Look at your organizational set-up
Along with establishing who gets the work done, it's important to revisit the "how." Think about the kind of physical set-up that will help you achieve your business goals and integrate AI most effectively. For instance, do you need geographically dispersed business units and AI tools or a more centralized structure?
Our research suggests that a centralized organizational model may be the most effective, with Strategic Scalers saying they now use this approach.
Another variant is "hub-and-spoke," a model that includes both a centralized cross-functional AI group (i.e., the "hub," sometimes called a Center of Excellence) and separate autonomous AI teams (i.e., the "spokes") that sit within business units. Finally, a "distributed" model also exists. Highly autonomous AI teams are housed within each business unit or function, with a delivery focus specific to that business unit or function.
Be guided by your business aspirations, and define a way of working that best supports those goals and your level of AI maturity.
Mind the gap
There can be a gap between the CEO's understanding of AI—what it can do and how—and what the people actually implementing the AI believe. The CEO's perspective will naturally be influenced by the topline strategic intent of the company, what her peers are telling her, and what her long-term aspirations are for the organization. The AI leads doing the work might not always be aligned with the realities and focused goals of the C-suite—but they need to be! In fact, our research indicates that leadership's limited understanding of AI's potential can be one of the top challenges companies face when scaling AI. Strategic Scalers "mind the gap"—they reduce the distance between the goals and understanding of the C-suite and the practitioners when it comes to how AI can and should be applied to change the world, and their world.
Time to implement? Look outside your organization
We are now firmly in the "era of implementation" with an explosion of investment in AI capabilities coming from well beyond Silicon Valley.2 These days, there are myriad tools which are proven, low-cost and academically rigorous. And there are varied and flexible ways to get your hands on AI: open source code, application programming interfaces (APIs), and small and medium-sized enterprise (SME) vendors to name just a few. As AI becomes mainstream, solution price points will also continue to drop.

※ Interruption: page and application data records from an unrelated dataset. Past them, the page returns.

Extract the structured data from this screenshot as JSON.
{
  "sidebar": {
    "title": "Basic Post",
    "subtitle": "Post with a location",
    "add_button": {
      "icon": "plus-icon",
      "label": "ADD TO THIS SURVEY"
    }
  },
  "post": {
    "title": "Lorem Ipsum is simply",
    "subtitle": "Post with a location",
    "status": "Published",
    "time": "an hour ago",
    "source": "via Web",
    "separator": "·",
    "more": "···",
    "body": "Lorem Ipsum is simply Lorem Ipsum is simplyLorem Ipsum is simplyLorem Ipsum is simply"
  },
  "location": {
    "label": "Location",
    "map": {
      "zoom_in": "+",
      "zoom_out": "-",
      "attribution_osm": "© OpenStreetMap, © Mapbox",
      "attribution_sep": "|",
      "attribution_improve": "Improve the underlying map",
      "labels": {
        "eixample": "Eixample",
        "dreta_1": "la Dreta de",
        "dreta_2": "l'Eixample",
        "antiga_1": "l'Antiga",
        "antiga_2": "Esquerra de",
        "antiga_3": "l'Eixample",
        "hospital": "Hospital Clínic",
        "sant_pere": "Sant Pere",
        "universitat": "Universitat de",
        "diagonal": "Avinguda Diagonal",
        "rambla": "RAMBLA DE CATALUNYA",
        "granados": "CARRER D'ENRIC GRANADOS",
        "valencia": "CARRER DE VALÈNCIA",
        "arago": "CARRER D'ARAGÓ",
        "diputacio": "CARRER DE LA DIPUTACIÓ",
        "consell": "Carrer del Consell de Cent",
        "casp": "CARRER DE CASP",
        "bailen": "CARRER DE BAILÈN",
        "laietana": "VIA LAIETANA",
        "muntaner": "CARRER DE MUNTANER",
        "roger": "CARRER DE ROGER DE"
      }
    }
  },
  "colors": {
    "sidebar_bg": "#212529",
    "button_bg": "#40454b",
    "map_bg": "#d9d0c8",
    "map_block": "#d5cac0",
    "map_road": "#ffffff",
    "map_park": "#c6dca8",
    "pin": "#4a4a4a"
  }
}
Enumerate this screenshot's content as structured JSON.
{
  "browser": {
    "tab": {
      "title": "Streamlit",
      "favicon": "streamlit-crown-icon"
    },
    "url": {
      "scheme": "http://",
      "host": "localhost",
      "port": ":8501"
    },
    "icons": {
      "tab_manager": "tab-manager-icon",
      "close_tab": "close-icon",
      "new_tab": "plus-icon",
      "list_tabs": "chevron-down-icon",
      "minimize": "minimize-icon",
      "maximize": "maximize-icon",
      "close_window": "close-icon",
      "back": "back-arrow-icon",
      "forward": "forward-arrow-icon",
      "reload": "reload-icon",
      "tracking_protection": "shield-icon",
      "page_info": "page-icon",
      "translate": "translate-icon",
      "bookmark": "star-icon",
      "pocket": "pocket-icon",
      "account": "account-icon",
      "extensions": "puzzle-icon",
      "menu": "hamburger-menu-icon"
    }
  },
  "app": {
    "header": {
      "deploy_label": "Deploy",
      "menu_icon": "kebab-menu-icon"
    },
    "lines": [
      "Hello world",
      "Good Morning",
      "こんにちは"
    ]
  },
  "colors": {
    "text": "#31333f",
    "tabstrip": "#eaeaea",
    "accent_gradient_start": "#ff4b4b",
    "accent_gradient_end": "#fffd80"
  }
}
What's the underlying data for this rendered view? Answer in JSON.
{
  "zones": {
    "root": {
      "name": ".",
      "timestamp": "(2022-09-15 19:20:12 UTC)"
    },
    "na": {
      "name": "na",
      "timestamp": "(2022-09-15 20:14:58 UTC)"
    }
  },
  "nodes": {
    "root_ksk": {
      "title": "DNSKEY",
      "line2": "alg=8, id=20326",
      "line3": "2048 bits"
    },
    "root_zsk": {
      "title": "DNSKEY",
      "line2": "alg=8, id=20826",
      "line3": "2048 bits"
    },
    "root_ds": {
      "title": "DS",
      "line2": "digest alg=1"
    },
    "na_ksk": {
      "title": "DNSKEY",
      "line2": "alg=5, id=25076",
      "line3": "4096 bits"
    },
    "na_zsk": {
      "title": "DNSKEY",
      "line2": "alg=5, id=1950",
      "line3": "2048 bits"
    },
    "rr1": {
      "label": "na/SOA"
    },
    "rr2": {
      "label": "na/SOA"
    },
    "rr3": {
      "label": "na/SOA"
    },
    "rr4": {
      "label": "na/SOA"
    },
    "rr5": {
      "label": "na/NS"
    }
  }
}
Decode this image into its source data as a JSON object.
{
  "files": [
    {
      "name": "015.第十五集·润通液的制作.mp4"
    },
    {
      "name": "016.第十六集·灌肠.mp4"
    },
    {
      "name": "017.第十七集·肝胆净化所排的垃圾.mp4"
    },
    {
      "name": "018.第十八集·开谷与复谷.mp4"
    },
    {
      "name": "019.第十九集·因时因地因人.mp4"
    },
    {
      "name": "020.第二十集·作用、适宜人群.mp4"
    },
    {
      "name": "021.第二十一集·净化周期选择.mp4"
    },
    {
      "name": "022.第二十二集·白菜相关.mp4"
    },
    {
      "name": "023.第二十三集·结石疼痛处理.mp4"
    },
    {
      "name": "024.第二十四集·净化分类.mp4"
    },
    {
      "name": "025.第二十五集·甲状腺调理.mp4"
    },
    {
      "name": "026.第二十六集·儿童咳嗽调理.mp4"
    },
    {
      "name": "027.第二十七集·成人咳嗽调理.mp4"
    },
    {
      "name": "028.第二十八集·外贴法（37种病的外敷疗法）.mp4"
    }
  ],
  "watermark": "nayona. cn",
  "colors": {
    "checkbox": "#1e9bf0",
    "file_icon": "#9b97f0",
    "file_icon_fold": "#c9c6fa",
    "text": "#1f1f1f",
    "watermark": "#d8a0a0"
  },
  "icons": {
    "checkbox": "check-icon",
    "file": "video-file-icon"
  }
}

Now you can reuse, partner or buy to implement and scale AI capabilities before you even need to consider building new proprietary technologies in-house. Take advantage of what's out there for success at speed and scale.
So how do you decide when to reuse, buy, partner or build? This is a full topic in and of itself (we published an entire article on it), but the simple answer is almost always reuse, buy or partner to take advantage of the investment other companies have already made—and get started quickly.
1Accenture, "The big disconnect: AI, leaders and the workforce," July 12, 2018.
2 Dr. Kai-fu Lee, AI Superpowers: China, Sillicon Valley and the New World Order. Houghton Mifflin Harcourt, 2018.